When you think of a good, hearty beef stew on a chilly day, one of the first things that comes to mind is its rich, thick gravy. That's what sets a stew apart from other soups and broths. But what if you find yourself with a batch that's a bit too thin for your liking? No worries, because there's a simple way to elevate your dish: Simply puree some of the stew's ingredients. This method is not just about thickening but also unlocking a depth of flavor that can transform your stew into a gourmet experience.
The secret is in the nature of the ingredients that make up your stew. Potatoes, for example, are often a key component in beef stews, and they are natural thickening agents. They contain starch, which, when released, swells and takes in liquids, resulting in a thicker consistency. When you puree part of your stew, including these potatoes, you release more of this starch into the broth, thereby naturally thickening it.
Moreover, this puree technique thickens your stew without adding external thickening agents like flour or cornstarch, which can sometimes alter the taste of your dish. By using the stew's own ingredients, you maintain the integrity of its original flavors, creating a more harmonious and satisfying dish. Now that we understand the why behind the puree technique, let's dive into the how.
Use A Blender Or Food Processor For A Thick, Creamy Consistency
First, cook your beef stew as you normally would. Remember, the stew should have a variety of ingredients, including meat, vegetables, and, importantly, potatoes. Once your stew is nearing the end of its cooking time and is still more watery than you'd like, it's time to use the puree technique. Scoop out about a cup or two of the stew, making sure to get a mix of the vegetables and liquid while leaving out the meat chunks.
Puree this mixture until it's smooth. You'll want to use a blender or a food processor for this. If you don't have either, a handheld immersion blender will work just fine. What you're aiming for is a thick, creamy consistency. Once you've got that, gently stir the puree back into the main pot of stew. As you mix it in, you'll notice the broth starts to thicken.
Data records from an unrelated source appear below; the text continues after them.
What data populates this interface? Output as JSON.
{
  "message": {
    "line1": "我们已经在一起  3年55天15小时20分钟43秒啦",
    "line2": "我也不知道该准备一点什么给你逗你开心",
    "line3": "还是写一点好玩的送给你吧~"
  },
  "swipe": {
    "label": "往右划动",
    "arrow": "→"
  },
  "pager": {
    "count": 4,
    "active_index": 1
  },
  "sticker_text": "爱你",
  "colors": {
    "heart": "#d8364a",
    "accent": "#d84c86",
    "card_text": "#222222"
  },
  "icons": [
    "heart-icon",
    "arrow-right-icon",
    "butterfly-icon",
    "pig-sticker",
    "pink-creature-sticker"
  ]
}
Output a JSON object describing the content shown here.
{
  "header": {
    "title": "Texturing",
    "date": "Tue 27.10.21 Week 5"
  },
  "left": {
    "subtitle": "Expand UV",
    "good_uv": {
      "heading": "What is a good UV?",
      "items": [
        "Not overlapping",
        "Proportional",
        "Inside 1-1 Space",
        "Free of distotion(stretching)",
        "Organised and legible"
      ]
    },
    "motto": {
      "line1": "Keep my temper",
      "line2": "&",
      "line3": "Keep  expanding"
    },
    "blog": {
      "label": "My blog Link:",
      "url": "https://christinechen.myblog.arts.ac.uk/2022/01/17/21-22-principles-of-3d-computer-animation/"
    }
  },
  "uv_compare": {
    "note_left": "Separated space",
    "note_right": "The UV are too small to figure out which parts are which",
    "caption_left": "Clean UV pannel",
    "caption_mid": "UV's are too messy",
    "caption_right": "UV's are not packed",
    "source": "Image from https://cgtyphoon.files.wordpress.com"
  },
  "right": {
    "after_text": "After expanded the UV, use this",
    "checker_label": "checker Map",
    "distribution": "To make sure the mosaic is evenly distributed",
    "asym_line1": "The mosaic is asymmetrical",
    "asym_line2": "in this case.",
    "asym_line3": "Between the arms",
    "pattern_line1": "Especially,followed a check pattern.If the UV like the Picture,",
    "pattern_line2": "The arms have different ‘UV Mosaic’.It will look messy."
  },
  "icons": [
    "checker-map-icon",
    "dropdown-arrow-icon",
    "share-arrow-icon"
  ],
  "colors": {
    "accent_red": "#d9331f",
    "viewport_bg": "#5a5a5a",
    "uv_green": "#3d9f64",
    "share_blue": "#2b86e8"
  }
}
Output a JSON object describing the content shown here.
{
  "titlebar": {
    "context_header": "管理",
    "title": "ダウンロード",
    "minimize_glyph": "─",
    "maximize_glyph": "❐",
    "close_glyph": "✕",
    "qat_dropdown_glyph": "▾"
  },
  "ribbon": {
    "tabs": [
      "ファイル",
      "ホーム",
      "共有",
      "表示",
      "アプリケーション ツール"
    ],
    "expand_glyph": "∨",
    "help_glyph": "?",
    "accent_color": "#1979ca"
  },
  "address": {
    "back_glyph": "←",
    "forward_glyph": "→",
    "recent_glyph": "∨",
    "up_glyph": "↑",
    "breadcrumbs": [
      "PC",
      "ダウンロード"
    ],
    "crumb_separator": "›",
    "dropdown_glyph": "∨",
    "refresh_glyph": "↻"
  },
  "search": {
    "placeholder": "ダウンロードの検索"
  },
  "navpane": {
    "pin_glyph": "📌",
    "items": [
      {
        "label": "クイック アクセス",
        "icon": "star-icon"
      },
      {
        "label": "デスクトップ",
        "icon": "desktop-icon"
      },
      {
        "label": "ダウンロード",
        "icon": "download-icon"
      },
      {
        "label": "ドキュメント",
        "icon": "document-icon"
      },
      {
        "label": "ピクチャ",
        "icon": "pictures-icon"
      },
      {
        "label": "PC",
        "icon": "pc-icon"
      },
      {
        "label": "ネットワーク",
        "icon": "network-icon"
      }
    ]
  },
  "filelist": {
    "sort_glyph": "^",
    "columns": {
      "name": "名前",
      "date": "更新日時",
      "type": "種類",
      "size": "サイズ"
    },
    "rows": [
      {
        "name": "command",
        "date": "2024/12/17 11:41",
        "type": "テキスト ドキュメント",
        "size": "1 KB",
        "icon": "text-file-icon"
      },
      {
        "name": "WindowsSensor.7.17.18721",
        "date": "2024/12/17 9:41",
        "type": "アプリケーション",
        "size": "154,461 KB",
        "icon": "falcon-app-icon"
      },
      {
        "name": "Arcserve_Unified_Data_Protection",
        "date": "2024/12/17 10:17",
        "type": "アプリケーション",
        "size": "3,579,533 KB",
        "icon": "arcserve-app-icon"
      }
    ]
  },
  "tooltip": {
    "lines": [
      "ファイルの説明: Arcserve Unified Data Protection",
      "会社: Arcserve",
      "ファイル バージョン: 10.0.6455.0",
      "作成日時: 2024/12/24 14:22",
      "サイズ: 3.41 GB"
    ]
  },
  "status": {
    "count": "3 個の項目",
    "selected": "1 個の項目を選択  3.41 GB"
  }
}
Allow the stew to simmer for a few more minutes after adding the puree. This crucial step helps the flavors from the puree meld with the rest of the stew, ensuring a consistent texture and taste. If you find that your stew is still not as thick as you'd like after the first puree, simply take out another small portion, puree it, and add it back in. So, the next time you find yourself with a pot of beef stew on the thinner side, try this simple technique and enjoy a more satisfying meal.
Read the original article on Tasting Table.